What truly separates any casual breeder from one more seriously involved and/or interested in breeding is the effort taken to study breed genetics. This is not an easy or quick task. However, it offers an opportunity to benefit the breed and breeder indefinitely. It’s very difficult to be ‘brutally honest’ about the dogs you own. The greatest challenge to any breeder is to have the ability to objectively evaluate how well their dog(s) conform to the breed’s official AKC standard, acknowledge any undesirable trait(s) and characteristics which can compromise physical health and desirable disposition, and compare their dogs to previous generations. Breeding decisions, or lack thereof, should be based on this data, plus as much educational information about your Chihuahua as you can gather. It’s imperative to know the health of the dogs you own, especially those you would consider in a breeding program. This requires more than a veterinary office visit for a check-up and most likely will include testing recommended in the CCA Breeder Guidelines.

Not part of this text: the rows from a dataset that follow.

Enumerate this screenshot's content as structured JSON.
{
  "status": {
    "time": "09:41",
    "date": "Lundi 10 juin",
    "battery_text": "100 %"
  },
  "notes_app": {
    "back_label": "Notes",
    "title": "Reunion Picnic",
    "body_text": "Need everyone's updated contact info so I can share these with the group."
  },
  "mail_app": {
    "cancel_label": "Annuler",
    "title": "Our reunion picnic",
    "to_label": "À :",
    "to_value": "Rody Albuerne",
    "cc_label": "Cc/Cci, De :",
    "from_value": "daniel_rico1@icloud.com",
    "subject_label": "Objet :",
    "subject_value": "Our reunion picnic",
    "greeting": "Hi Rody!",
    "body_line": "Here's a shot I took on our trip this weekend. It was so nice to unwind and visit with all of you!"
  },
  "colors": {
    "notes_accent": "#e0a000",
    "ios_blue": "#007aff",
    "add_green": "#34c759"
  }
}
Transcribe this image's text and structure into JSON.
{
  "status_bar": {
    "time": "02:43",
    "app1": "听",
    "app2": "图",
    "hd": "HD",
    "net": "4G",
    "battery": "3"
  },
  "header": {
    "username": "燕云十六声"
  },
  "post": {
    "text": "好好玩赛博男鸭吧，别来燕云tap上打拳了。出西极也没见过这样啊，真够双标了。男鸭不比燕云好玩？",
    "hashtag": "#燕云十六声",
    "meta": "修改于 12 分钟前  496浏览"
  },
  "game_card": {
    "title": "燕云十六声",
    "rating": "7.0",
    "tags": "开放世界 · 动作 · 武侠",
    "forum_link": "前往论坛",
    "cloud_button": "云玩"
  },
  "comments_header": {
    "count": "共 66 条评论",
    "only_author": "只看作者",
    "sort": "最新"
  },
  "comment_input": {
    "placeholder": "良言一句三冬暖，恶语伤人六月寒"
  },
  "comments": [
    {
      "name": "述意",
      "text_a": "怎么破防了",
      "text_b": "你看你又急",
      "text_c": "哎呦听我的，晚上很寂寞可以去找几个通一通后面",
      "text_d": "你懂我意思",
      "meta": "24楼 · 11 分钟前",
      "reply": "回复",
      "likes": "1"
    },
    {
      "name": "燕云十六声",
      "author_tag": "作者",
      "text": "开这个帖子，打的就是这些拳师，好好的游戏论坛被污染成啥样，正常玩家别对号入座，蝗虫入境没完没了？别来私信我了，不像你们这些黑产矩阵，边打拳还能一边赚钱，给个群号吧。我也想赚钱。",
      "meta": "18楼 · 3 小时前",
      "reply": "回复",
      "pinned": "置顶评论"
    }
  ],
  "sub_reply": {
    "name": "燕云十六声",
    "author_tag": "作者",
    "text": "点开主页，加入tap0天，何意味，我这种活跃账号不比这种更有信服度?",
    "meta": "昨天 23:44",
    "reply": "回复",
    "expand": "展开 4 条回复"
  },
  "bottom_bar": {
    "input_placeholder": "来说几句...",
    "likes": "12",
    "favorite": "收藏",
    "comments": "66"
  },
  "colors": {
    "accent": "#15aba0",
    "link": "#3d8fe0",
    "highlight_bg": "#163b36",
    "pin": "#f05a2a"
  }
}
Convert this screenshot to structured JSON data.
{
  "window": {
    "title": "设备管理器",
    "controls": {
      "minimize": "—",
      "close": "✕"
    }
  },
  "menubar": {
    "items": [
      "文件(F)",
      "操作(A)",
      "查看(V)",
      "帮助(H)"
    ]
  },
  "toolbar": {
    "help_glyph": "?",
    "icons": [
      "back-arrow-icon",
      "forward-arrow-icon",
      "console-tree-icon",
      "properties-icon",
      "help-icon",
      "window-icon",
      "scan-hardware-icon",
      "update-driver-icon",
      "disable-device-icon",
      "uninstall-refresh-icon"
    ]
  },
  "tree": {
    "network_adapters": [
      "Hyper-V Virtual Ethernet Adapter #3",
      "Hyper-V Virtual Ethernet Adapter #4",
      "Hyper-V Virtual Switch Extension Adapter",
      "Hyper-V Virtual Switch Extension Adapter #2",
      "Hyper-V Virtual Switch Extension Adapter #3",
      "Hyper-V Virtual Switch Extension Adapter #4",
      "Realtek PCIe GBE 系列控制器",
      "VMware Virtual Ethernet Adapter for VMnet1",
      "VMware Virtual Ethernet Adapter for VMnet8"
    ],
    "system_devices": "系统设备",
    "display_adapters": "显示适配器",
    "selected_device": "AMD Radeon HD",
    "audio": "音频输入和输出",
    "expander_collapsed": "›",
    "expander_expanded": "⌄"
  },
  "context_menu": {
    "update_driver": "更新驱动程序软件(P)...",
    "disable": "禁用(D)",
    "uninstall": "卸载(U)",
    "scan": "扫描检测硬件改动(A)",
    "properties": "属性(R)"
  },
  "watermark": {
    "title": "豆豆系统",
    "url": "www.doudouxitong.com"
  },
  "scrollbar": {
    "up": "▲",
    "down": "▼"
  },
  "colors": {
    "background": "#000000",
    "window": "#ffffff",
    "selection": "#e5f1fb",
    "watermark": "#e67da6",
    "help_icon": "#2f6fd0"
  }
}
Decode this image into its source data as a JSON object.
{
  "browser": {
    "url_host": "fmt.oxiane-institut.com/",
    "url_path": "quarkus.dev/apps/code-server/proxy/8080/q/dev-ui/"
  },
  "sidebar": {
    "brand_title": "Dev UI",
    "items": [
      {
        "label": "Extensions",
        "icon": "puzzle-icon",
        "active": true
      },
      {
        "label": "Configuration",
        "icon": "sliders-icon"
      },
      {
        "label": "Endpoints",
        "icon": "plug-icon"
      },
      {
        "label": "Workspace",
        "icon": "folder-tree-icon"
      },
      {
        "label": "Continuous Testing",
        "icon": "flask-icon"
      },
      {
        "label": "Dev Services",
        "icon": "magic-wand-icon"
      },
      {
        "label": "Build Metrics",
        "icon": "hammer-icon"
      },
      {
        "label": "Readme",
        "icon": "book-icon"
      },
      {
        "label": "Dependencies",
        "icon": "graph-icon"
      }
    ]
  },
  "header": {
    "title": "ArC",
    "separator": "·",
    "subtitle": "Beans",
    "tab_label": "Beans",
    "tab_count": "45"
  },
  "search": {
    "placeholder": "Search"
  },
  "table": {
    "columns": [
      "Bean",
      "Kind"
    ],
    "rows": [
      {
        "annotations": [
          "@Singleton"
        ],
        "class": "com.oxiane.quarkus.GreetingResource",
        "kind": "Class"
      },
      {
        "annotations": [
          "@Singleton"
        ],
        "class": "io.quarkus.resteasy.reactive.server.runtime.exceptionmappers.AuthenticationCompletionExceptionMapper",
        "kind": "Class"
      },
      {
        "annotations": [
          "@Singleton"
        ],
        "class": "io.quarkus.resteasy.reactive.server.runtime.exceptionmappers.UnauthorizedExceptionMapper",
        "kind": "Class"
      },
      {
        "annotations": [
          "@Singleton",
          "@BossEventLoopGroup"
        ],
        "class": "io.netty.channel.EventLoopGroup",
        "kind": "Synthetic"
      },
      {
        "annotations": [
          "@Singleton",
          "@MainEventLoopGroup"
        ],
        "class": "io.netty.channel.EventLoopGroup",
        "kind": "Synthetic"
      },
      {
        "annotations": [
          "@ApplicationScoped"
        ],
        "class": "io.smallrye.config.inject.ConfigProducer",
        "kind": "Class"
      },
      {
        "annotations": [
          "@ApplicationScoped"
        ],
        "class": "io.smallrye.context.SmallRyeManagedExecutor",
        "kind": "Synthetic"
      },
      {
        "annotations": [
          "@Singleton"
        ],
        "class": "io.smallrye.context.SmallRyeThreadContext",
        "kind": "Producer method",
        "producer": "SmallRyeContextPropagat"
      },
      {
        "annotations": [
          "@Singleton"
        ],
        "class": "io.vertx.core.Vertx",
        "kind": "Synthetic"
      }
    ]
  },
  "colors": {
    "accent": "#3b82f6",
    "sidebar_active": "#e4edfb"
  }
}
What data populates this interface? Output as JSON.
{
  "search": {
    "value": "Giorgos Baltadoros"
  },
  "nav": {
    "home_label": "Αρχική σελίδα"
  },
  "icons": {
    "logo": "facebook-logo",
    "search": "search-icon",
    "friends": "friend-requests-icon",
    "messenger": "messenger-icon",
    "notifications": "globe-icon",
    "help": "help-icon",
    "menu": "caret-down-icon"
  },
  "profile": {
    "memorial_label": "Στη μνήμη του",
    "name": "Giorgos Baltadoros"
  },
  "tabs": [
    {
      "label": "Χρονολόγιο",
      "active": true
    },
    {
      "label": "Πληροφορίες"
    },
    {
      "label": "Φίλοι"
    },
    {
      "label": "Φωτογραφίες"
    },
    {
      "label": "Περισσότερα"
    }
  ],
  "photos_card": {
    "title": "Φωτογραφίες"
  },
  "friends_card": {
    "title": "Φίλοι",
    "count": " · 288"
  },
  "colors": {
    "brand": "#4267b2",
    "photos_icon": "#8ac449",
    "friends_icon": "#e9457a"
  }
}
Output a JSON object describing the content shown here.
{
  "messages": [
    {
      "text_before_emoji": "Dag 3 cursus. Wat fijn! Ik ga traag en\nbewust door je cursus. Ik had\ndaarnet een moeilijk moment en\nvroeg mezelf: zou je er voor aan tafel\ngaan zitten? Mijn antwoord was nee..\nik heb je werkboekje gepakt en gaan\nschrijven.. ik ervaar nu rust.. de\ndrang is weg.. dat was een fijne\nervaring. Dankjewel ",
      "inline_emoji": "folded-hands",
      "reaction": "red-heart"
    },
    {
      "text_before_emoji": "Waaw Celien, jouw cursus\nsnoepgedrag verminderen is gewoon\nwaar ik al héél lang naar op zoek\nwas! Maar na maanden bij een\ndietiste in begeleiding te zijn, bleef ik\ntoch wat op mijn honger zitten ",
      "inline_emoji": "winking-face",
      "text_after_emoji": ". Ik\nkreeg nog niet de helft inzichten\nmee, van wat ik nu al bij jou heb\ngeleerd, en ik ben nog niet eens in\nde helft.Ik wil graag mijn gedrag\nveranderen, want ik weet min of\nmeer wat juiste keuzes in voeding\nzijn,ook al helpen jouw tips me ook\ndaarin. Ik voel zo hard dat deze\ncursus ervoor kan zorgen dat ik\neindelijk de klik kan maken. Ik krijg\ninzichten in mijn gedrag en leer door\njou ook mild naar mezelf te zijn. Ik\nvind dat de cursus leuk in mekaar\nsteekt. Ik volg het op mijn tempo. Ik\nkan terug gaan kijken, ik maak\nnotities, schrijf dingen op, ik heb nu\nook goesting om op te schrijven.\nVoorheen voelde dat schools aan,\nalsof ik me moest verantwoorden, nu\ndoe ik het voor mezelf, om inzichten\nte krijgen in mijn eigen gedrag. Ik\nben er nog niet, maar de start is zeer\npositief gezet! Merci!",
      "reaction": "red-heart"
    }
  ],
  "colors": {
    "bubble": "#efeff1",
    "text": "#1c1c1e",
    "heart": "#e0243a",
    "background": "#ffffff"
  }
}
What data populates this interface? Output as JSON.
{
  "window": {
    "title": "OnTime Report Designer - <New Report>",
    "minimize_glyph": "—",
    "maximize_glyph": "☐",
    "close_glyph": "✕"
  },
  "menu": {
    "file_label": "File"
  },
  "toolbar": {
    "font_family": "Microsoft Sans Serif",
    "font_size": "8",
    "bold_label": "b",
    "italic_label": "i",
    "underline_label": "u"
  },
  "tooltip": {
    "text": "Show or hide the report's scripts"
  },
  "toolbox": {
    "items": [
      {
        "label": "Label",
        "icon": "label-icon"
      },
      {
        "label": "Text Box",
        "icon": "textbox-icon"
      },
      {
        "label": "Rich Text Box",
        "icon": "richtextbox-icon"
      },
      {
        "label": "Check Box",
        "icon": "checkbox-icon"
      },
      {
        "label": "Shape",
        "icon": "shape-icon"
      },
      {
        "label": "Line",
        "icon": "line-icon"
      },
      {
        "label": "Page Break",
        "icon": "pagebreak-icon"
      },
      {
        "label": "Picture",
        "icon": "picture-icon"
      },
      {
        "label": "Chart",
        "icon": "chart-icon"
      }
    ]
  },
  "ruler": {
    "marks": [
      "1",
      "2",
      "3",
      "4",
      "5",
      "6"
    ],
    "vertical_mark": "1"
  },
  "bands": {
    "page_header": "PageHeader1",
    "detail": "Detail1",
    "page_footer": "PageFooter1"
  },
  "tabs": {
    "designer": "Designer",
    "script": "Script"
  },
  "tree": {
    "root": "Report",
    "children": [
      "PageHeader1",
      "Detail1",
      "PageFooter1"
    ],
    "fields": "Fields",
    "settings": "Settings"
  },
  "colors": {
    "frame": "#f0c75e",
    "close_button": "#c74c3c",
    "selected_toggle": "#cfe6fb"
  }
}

Purchasing a Chihuahua for show and/or breeding requires a good working knowledge of the breed, the specifics about breed excellence, and your dog’s heritage in terms of phenotype and genotype. What traits are genetically dominant and which are recessive? What are the distinct breed specific characteristics that make an excellent Chihuahua? What do I need to know about my Chihuahua to make the wisest choices? Please know that there is nothing to replace experience and education in the breed. Today we can use DNA to breed healthier and better into the future with companies likes Embark who tests Coat colors so we know what colors we are breeding, and giving us data on over 165 diseases some specific to our breed.
There are many resources available today which help those interested to learn more about responsible animal husbandry practices, and specifically about breeding practices related to Chihuahua.
Consult with your breeder for as much background information as can be obtained about your particular dog.
Pretty show photos and even pedigrees however lovely and impressive, this information does not give the actual physical genetic makeup of such dogs, and show wins and pedigrees with many champions are not what necessarily determines the quality of their progeny. It requires more in-depth study to acquire the information upon which to base better educated and advised decisions.